After pooling homozygous or heterozygous genotypes of all seven loci, a significant excess of average heterozygosity was observed in dams compared with genetic equilibrium, and with segregation a significant excess of homozygosity was found in offspring from dams with a high homozygosity. A hypothesis was forwarded to connect both types of deviations obtained after pooling of loci, but there was no evidence of a link between them. The deviations from genetic equilibrium and in segregation were such that they could be considered as compensatory.
Chapter 6 tries to explain the observed deviations. In literature on horse protein polymorphism only separate loci are dealt with. The excess of like-dam homozygotes in albumin was contradictory to most reported observations, where excesses of heterozygotes in segregation of albumin were mentioned. An excess of heterozygous offspring for haemoglobin was observed earlier, but not in Shetland ponies. There was no apparent relation between the deviations and the functions of proteins as far as these were known.
The deviations in my material might result from selection for fitness, which selection is likely to occur in the pony population. Especially the dams in the sample could be subject to selection for fertility. The excess of heterozygosity in dams may be related with selection for fitness, and might contribute to the maintenance of polymorphism. However, there were opposite deviations to compensate for this possible selection.

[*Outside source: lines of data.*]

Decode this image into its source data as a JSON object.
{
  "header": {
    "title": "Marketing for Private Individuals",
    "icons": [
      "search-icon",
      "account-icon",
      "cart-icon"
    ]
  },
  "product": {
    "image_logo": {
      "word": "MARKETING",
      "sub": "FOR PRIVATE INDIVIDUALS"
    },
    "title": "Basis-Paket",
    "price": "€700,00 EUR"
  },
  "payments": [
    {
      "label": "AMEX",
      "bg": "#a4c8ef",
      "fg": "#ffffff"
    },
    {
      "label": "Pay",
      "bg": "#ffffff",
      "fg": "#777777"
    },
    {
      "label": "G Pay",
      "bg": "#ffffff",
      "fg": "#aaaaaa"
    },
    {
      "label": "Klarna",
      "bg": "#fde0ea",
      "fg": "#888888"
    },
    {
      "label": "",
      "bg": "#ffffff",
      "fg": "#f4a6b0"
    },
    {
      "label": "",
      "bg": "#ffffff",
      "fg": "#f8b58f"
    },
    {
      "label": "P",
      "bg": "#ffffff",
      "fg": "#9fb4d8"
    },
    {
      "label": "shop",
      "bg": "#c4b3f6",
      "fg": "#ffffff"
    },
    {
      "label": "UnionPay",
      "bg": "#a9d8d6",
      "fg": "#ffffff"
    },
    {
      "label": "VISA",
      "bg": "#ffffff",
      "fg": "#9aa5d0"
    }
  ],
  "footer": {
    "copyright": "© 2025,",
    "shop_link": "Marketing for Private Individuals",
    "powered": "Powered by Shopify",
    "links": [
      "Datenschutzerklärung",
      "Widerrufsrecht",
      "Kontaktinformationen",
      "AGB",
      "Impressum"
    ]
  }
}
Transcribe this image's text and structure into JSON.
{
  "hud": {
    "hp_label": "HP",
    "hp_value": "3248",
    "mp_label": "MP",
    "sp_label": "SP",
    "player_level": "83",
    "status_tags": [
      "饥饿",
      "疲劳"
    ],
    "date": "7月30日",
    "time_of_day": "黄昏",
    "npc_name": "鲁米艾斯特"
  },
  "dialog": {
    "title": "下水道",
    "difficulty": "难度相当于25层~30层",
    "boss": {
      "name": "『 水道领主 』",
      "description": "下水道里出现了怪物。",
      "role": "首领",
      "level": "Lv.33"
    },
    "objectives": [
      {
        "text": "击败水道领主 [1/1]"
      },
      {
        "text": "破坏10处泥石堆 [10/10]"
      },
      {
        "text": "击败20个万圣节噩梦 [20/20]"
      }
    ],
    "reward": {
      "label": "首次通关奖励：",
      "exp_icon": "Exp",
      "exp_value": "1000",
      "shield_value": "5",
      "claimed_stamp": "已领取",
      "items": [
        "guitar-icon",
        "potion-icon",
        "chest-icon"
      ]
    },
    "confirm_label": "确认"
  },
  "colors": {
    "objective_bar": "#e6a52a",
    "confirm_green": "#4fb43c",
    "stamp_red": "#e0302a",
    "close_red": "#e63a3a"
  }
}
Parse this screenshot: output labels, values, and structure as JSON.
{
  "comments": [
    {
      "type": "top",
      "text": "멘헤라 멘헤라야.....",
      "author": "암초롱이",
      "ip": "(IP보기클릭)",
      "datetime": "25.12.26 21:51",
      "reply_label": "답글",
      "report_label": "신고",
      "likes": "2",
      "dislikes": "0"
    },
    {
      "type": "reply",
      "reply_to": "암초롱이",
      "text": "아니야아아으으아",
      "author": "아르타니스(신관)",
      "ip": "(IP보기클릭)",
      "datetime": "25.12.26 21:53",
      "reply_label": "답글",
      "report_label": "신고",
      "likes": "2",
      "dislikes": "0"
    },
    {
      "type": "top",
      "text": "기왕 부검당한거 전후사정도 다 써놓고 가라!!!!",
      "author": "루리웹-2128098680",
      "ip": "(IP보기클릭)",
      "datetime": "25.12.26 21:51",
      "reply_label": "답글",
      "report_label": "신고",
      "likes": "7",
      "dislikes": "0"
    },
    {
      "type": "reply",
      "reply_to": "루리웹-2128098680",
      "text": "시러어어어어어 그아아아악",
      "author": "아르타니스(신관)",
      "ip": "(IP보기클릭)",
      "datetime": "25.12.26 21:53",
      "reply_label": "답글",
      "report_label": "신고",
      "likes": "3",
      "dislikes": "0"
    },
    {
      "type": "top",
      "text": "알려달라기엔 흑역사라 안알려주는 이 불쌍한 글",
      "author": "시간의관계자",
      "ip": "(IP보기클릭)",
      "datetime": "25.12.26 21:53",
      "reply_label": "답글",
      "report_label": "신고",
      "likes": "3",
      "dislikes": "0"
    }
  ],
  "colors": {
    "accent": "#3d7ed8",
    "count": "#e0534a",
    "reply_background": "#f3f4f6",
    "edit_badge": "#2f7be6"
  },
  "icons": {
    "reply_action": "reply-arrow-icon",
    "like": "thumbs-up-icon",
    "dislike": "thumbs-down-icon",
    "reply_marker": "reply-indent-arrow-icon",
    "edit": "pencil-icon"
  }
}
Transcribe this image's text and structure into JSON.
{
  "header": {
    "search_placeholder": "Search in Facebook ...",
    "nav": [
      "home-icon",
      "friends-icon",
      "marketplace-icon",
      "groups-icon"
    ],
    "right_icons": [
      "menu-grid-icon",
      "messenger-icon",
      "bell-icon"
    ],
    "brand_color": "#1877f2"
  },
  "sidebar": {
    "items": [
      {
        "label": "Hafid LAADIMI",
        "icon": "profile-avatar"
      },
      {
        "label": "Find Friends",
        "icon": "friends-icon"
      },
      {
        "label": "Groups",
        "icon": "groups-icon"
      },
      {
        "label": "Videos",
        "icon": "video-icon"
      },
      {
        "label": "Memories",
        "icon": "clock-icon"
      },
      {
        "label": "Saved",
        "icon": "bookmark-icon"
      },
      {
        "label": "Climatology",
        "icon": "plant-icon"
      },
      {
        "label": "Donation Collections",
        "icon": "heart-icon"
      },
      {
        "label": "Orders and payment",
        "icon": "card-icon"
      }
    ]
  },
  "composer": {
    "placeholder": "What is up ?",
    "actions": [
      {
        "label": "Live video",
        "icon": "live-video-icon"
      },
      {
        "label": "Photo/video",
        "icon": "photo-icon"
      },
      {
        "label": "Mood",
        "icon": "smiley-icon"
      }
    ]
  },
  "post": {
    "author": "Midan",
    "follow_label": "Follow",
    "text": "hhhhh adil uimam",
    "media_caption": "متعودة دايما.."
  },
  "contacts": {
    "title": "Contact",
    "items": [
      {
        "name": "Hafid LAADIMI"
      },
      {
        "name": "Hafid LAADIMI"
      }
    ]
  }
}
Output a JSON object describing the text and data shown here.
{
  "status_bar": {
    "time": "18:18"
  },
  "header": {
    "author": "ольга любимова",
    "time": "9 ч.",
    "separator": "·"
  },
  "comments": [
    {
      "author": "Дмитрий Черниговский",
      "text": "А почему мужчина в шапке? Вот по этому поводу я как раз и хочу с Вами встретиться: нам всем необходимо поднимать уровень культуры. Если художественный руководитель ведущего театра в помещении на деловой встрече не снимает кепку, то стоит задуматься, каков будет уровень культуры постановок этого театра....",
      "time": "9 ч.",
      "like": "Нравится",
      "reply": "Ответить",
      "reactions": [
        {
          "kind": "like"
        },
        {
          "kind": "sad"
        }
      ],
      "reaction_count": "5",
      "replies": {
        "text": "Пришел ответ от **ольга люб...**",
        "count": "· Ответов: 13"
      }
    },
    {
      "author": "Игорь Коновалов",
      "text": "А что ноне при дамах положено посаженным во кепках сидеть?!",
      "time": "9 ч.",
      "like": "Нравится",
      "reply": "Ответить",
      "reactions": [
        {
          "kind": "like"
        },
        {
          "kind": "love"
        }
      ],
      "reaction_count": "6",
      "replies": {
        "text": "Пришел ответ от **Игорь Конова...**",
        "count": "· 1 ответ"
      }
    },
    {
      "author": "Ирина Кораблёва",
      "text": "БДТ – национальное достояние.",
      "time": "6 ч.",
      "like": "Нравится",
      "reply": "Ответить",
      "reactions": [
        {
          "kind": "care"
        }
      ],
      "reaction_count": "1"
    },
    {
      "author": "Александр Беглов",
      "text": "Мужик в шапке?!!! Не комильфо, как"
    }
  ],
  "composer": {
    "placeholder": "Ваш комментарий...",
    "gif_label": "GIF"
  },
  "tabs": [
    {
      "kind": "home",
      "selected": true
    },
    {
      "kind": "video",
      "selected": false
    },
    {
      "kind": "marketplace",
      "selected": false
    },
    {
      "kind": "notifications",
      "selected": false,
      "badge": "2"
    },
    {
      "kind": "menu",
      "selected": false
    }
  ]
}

It was concluded that in most protein systems there were deviations from genetic equilibrium distributions or in segregational ratios. The causes of these deviations could not be revealed. Their net effect on the maintenance of polymorphism was most likely neutral.
In farm animals artificial selection largely influences the genetic composition of populations. The effect of deviations of the nature and magnitude as observed in the pony population on the maintenance of polymorphism will be negligible in livestock. The study of protein polymorphism in livestock can be used to describe changes in genetic composition of populations, for which purpose the simultaneous use of various polymorphisms and the concept of average homozygosity may be promising.